◆ **Work task**
Look through the records and copy every line in which "JSON" appears.

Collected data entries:
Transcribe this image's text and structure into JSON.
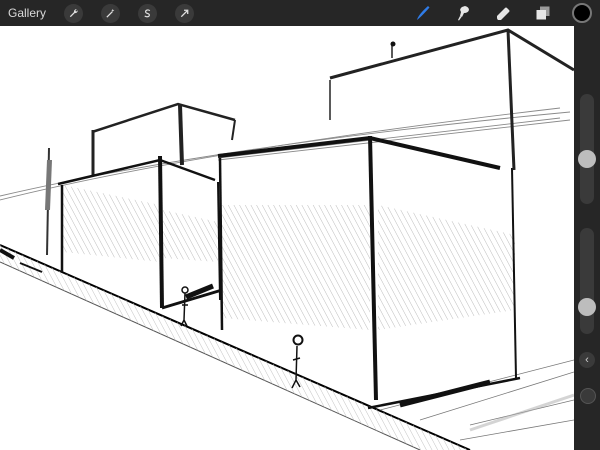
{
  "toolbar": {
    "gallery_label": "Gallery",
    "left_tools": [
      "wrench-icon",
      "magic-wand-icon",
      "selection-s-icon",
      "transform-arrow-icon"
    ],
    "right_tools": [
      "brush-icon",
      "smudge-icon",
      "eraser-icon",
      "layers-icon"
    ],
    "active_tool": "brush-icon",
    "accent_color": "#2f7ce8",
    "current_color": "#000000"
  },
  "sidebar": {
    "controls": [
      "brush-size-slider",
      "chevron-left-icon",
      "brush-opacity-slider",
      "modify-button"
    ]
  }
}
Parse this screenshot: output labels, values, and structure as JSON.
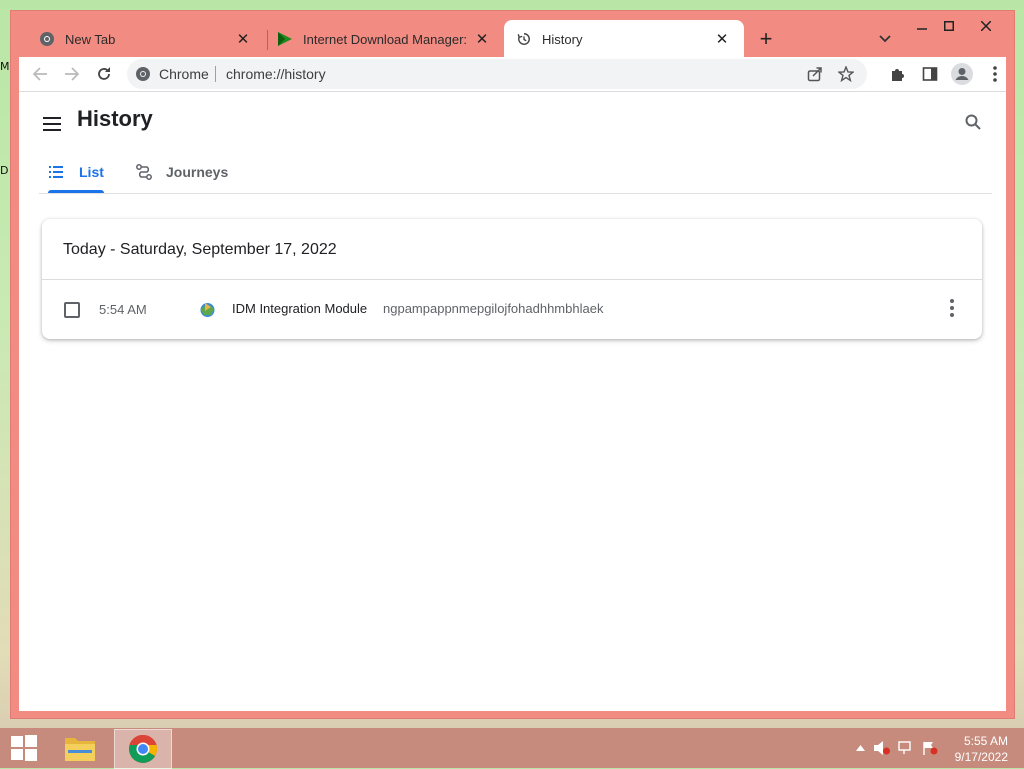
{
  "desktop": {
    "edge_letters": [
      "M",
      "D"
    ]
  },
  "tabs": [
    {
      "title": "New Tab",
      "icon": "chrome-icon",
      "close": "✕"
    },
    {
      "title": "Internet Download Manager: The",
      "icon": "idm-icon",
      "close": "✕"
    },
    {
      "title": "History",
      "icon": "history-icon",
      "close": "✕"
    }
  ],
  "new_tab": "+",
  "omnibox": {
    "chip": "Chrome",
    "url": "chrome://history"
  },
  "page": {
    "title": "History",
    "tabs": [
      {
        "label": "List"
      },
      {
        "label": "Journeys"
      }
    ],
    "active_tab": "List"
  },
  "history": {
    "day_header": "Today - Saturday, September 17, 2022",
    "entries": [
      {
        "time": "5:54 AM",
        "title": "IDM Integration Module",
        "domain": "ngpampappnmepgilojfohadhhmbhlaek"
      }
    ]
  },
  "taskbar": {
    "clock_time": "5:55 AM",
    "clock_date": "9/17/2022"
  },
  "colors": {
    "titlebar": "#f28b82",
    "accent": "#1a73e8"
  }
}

◆ **Expected answer**
Transcribe this image's text and structure into JSON.
Parse this screenshot: output labels, values, and structure as JSON.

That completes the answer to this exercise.